**EXERCISE DESCRIPTION:**
Write out the records below exactly as they appear, skipping each picture.

Stored items from a collection:
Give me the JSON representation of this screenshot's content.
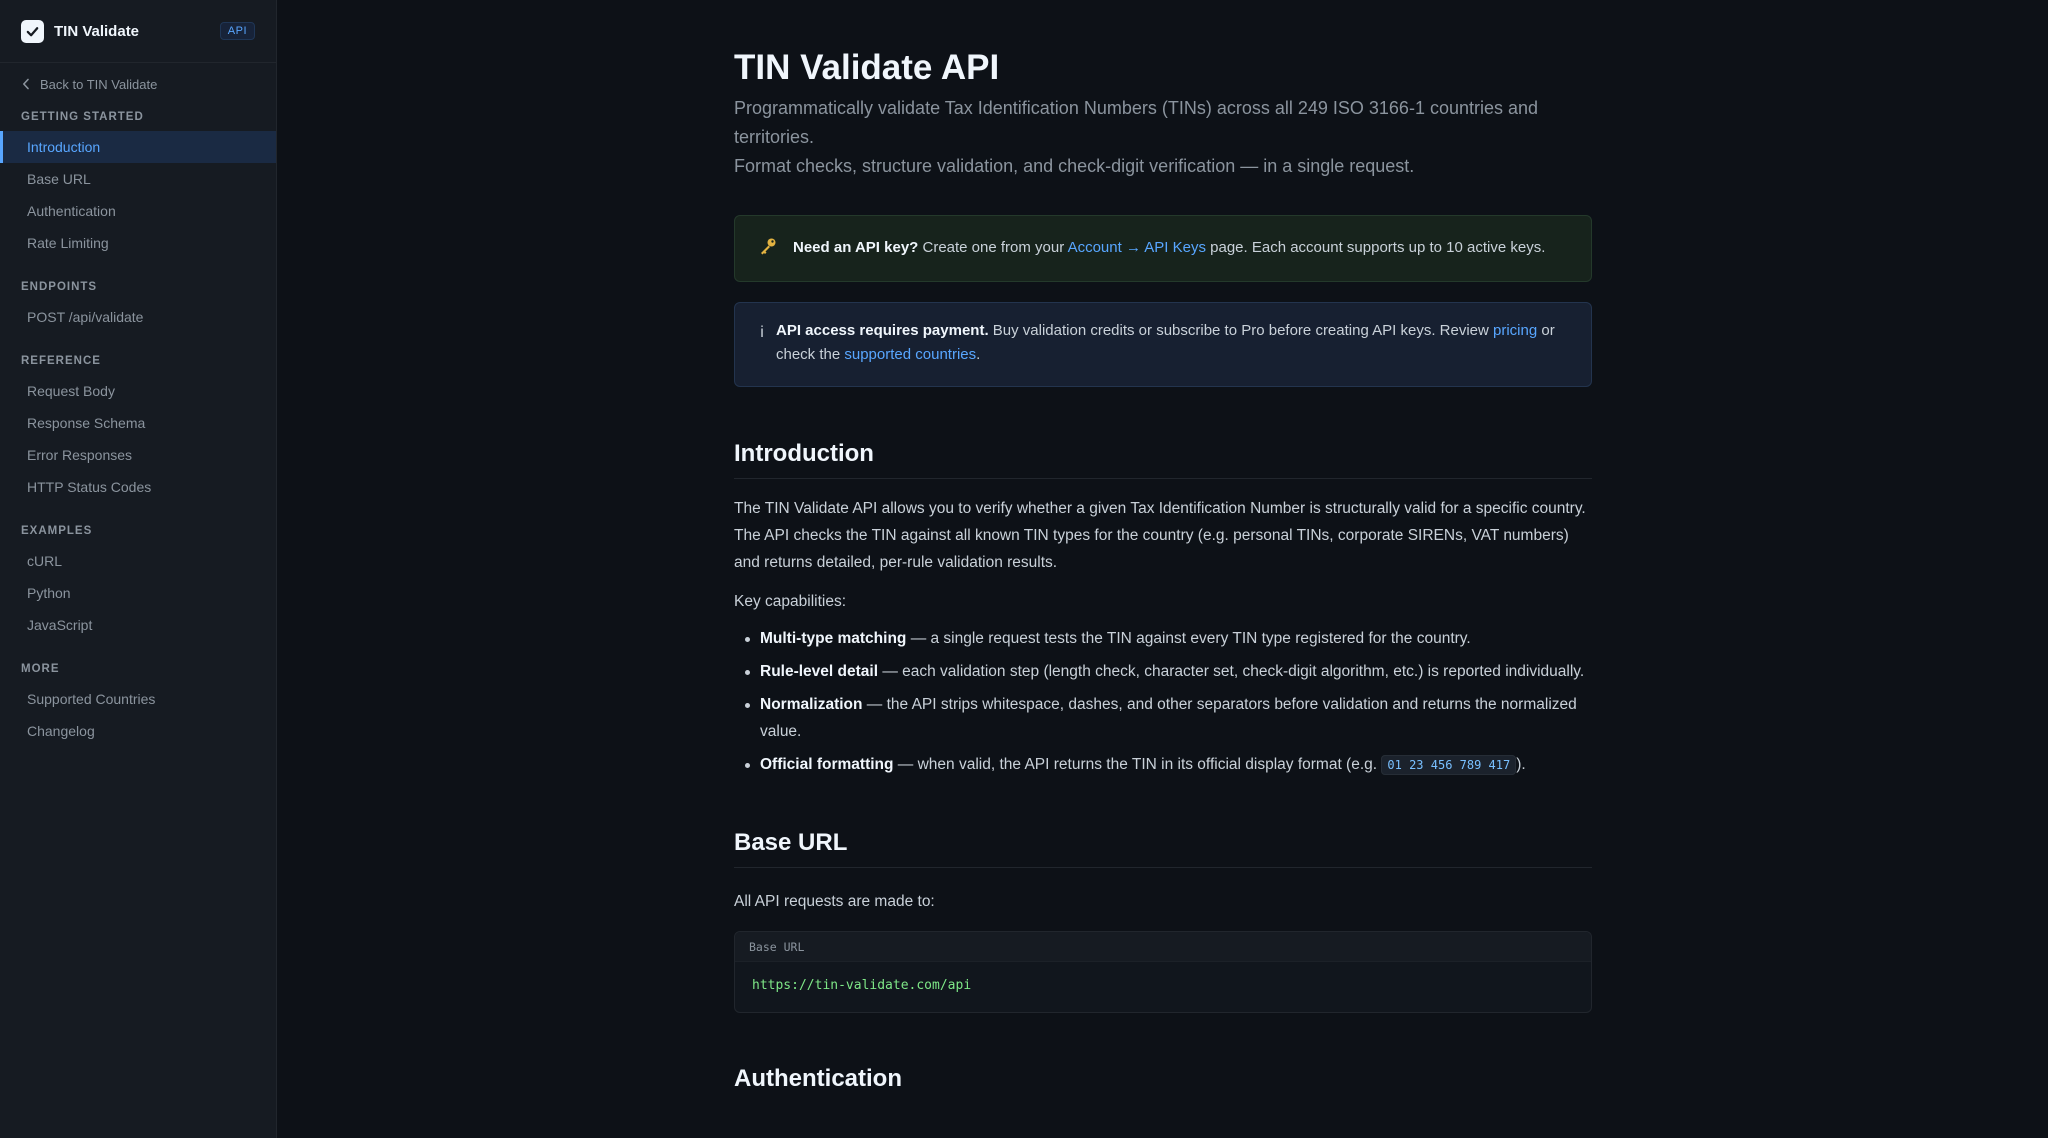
{
  "sidebar": {
    "brand": {
      "name": "TIN Validate",
      "badge": "API"
    },
    "back_label": "Back to TIN Validate",
    "sections": [
      {
        "heading": "GETTING STARTED",
        "items": [
          "Introduction",
          "Base URL",
          "Authentication",
          "Rate Limiting"
        ]
      },
      {
        "heading": "ENDPOINTS",
        "items": [
          "POST /api/validate"
        ]
      },
      {
        "heading": "REFERENCE",
        "items": [
          "Request Body",
          "Response Schema",
          "Error Responses",
          "HTTP Status Codes"
        ]
      },
      {
        "heading": "EXAMPLES",
        "items": [
          "cURL",
          "Python",
          "JavaScript"
        ]
      },
      {
        "heading": "MORE",
        "items": [
          "Supported Countries",
          "Changelog"
        ]
      }
    ],
    "active_item": "Introduction"
  },
  "main": {
    "title": "TIN Validate API",
    "lead_line1": "Programmatically validate Tax Identification Numbers (TINs) across all 249 ISO 3166-1 countries and territories.",
    "lead_line2": "Format checks, structure validation, and check-digit verification — in a single request.",
    "callout_key": {
      "bold": "Need an API key?",
      "text_before": " Create one from your ",
      "link": "Account → API Keys",
      "text_after": " page. Each account supports up to 10 active keys."
    },
    "callout_info": {
      "icon": "i",
      "bold": "API access requires payment.",
      "text_before": " Buy validation credits or subscribe to Pro before creating API keys. Review ",
      "link1": "pricing",
      "text_mid": " or check the ",
      "link2": "supported countries",
      "text_after": "."
    },
    "intro": {
      "heading": "Introduction",
      "paragraph": "The TIN Validate API allows you to verify whether a given Tax Identification Number is structurally valid for a specific country. The API checks the TIN against all known TIN types for the country (e.g. personal TINs, corporate SIRENs, VAT numbers) and returns detailed, per-rule validation results.",
      "caps_label": "Key capabilities:",
      "caps": [
        {
          "bold": "Multi-type matching",
          "text": " — a single request tests the TIN against every TIN type registered for the country."
        },
        {
          "bold": "Rule-level detail",
          "text": " — each validation step (length check, character set, check-digit algorithm, etc.) is reported individually."
        },
        {
          "bold": "Normalization",
          "text": " — the API strips whitespace, dashes, and other separators before validation and returns the normalized value."
        },
        {
          "bold": "Official formatting",
          "text": " — when valid, the API returns the TIN in its official display format (e.g. ",
          "code": "01 23 456 789 417",
          "text_after": ")."
        }
      ]
    },
    "base_url": {
      "heading": "Base URL",
      "paragraph": "All API requests are made to:",
      "code_label": "Base URL",
      "code": "https://tin-validate.com/api"
    },
    "auth": {
      "heading": "Authentication"
    }
  }
}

**TASK ANSWER:**
Give me the JSON representation of this screenshot's content.
{
  "sidebar": {
    "brand": {
      "name": "TIN Validate",
      "badge": "API"
    },
    "back_label": "Back to TIN Validate",
    "sections": [
      {
        "heading": "GETTING STARTED",
        "items": [
          "Introduction",
          "Base URL",
          "Authentication",
          "Rate Limiting"
        ]
      },
      {
        "heading": "ENDPOINTS",
        "items": [
          "POST /api/validate"
        ]
      },
      {
        "heading": "REFERENCE",
        "items": [
          "Request Body",
          "Response Schema",
          "Error Responses",
          "HTTP Status Codes"
        ]
      },
      {
        "heading": "EXAMPLES",
        "items": [
          "cURL",
          "Python",
          "JavaScript"
        ]
      },
      {
        "heading": "MORE",
        "items": [
          "Supported Countries",
          "Changelog"
        ]
      }
    ],
    "active_item": "Introduction"
  },
  "main": {
    "title": "TIN Validate API",
    "lead_line1": "Programmatically validate Tax Identification Numbers (TINs) across all 249 ISO 3166-1 countries and territories.",
    "lead_line2": "Format checks, structure validation, and check-digit verification — in a single request.",
    "callout_key": {
      "bold": "Need an API key?",
      "text_before": " Create one from your ",
      "link": "Account → API Keys",
      "text_after": " page. Each account supports up to 10 active keys."
    },
    "callout_info": {
      "icon": "i",
      "bold": "API access requires payment.",
      "text_before": " Buy validation credits or subscribe to Pro before creating API keys. Review ",
      "link1": "pricing",
      "text_mid": " or check the ",
      "link2": "supported countries",
      "text_after": "."
    },
    "intro": {
      "heading": "Introduction",
      "paragraph": "The TIN Validate API allows you to verify whether a given Tax Identification Number is structurally valid for a specific country. The API checks the TIN against all known TIN types for the country (e.g. personal TINs, corporate SIRENs, VAT numbers) and returns detailed, per-rule validation results.",
      "caps_label": "Key capabilities:",
      "caps": [
        {
          "bold": "Multi-type matching",
          "text": " — a single request tests the TIN against every TIN type registered for the country."
        },
        {
          "bold": "Rule-level detail",
          "text": " — each validation step (length check, character set, check-digit algorithm, etc.) is reported individually."
        },
        {
          "bold": "Normalization",
          "text": " — the API strips whitespace, dashes, and other separators before validation and returns the normalized value."
        },
        {
          "bold": "Official formatting",
          "text": " — when valid, the API returns the TIN in its official display format (e.g. ",
          "code": "01 23 456 789 417",
          "text_after": ")."
        }
      ]
    },
    "base_url": {
      "heading": "Base URL",
      "paragraph": "All API requests are made to:",
      "code_label": "Base URL",
      "code": "https://tin-validate.com/api"
    },
    "auth": {
      "heading": "Authentication"
    }
  }
}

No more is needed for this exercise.